This type of commercial practice is regulated by the European Union in order to protect the consumer from being surprised and/or pressured into making a decision by the seller.
Under the notion of off-premises purchase, European legislation covers contracts that you conclude in the physical presence of the seller in a place that is not his business premises, in the seller's shop or at a distance (by internet or telephone) after having been personally and individually solicited in a place that is not his business premises; during an excursion organised by the seller to promote his products or services.
Doorstep selling involves a professional going to a consumer's home to offer the sale of goods or the provision of services.
Long prohibited on Luxembourg´s territory by the law of 16 July 1987, this commercial practice has been permitted since 26 April 2014. However, consumers can indicate their refusal to be solicited at home by placing a refusal sticker on their front door.
In the event of the conclusion of a contract during a doorstep sale, the consumer benefits in principle from a withdrawal period of 14 calendar days as from :
- the conclusion of the contract for contracts for the provision of services
- the delivery of the goods for purchases of goods
There is one exception where the consumer loses the right of withdrawal:
When the service has been fully performed after the consumer has given his prior consent and has acknowledged that he loses his right of withdrawal. However, if the trader does not inform the consumer about the right of withdrawal and does not provide him with a special withdrawal form, the withdrawal period is extended by one year.
If the consumer who let the trader in finally asks him to leave but the trader refuses and makes him sign a contract or if the trader does not respect the sticker at the entrance and a contract is signed by the consumer anyway, the consumer will have the right to claim in court the nullity of the signed contract and equally claim the return of the money paid. It is then not necessary to invoke this nullity within 14 days. In practice, however, it will be very difficult to prove the actions of the trader and thus to invoke the nullity of the contract after the withdrawal period.
Moreover, before signing the contract, the consumer must receive, among other things, information concerning
- the main characteristics of the good or service
- the total price
- the identity of the trader, his address, telephone number and email address, if available, so that the consumer can contact him quickly; the identity of the trader for whom the person ringing the doorbell is acting-
- the date of delivery of the goods or performance of the service; the transport costs
- the right of withdrawal and a special withdrawal form.
If the consumer does not receive these and if the judge considers them essential, the consumer can request the nullity of the contract.
To summarise, in the case of doorstep selling :
- 14-day withdrawal period-
- Except for fully performed service-
- Nullity of the contract can be invoked in case of insufficient pre-contractual information or in case of unfair behaviour of the trader, subject to proof
In Luxembourg, sales by phone are authorized, under the condition that you have agreed to the solicitation beforehand . At the beginning of the conversion, the seller shall inform you about the commercial nature of his call.
The seller shall confirm his offer submitted to you by telephone by sending a written confirmation.

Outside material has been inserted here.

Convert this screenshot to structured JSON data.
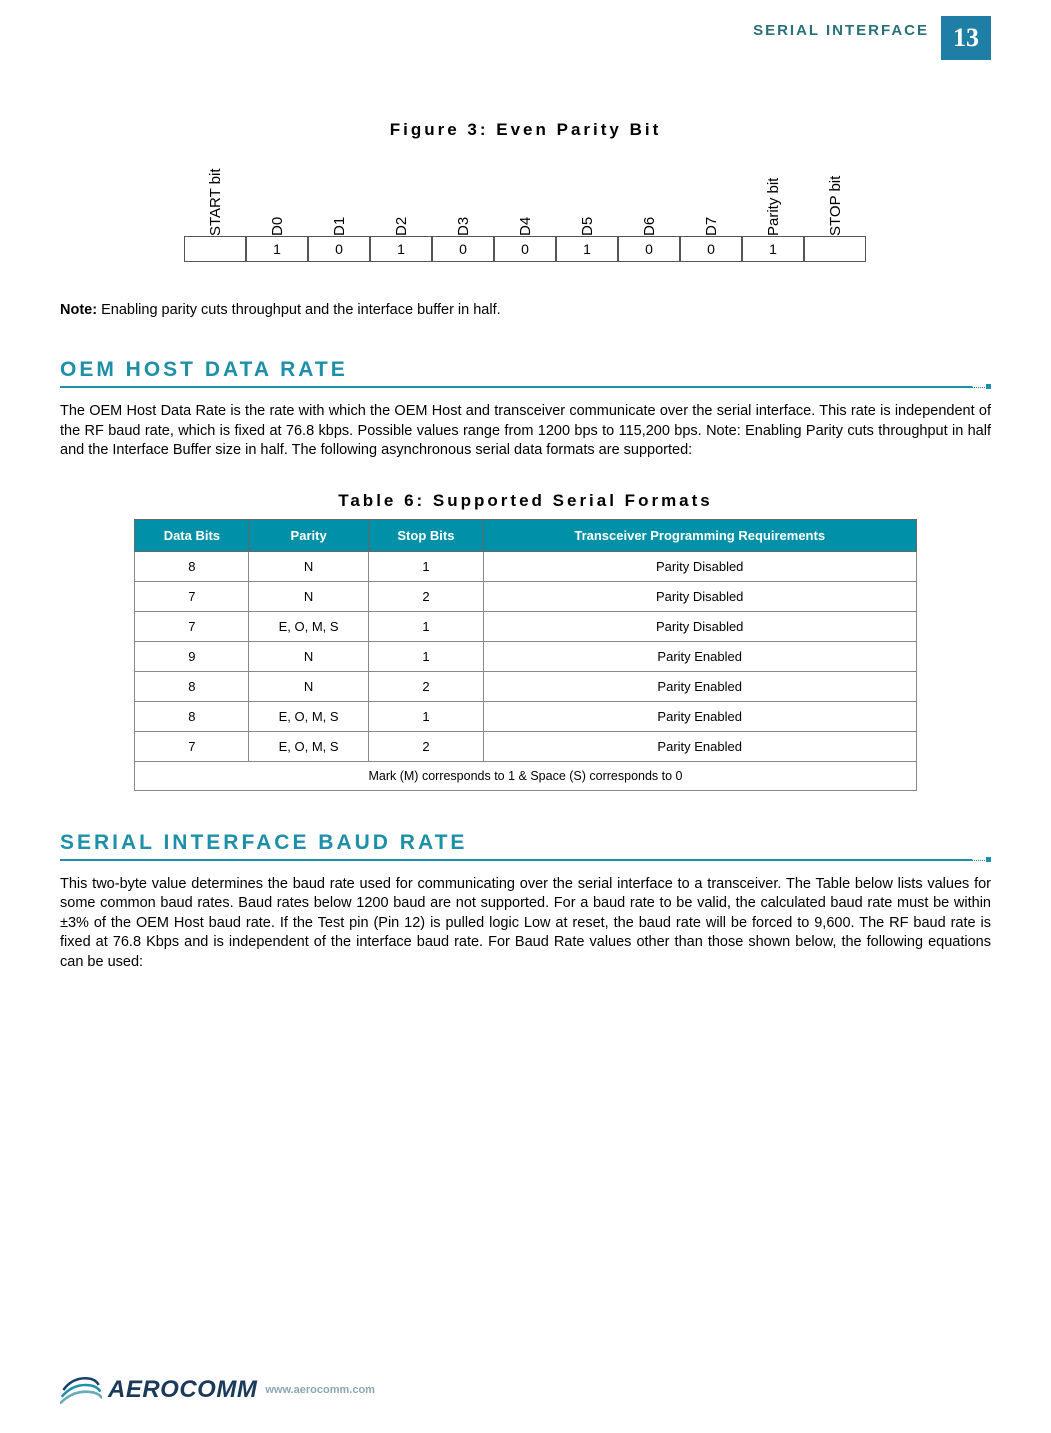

No legal obligation exists before you expressively (for instance in writing) accepted this written offer.
How to deal with unsolicited calls?
Following the current legislation, you have several alternatives to end unwanted sales calls. Unfortunately, none can guarantee your peace.

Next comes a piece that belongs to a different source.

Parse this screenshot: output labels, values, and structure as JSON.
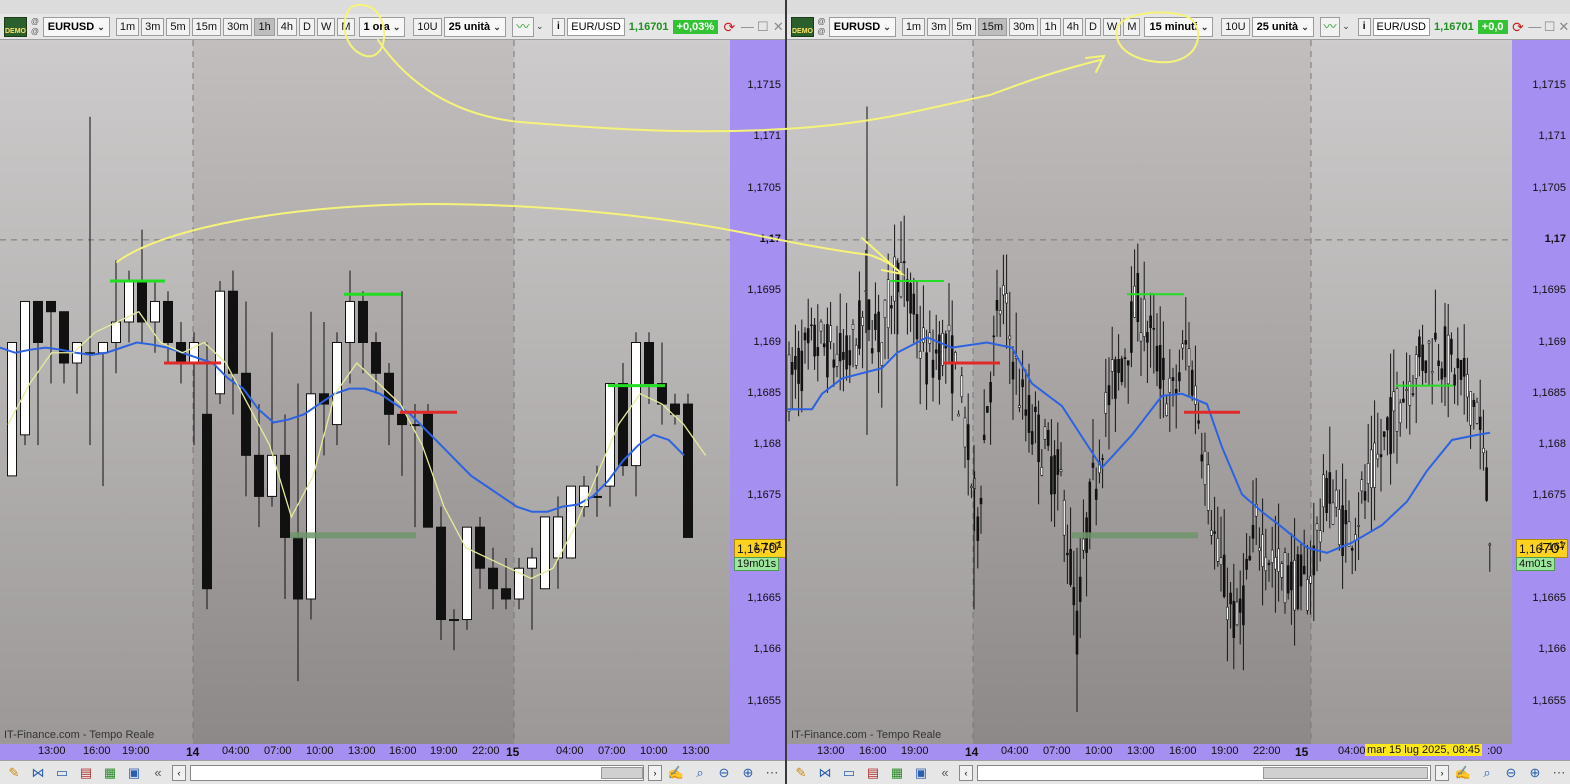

Under Luxembourgish positive law, repeated and untimely calls are banned. Do not hesitate to threaten to complain to the police if you feel disturbed by the calls of a prospecting company. Complain to the police if the company continues to call you. To do this effectively, you should get the maximum amount of information possible on the identity of the company and their telephone number.
Luxembourgish law allows you to refuse the processing of your data by the company. So be sure to ask for the exact address of the company to require, by registered mail with return receipt, the deletion of your personal data in the business’ database.
Finally, you should hang up if the caller does not seem to take your claims seriously!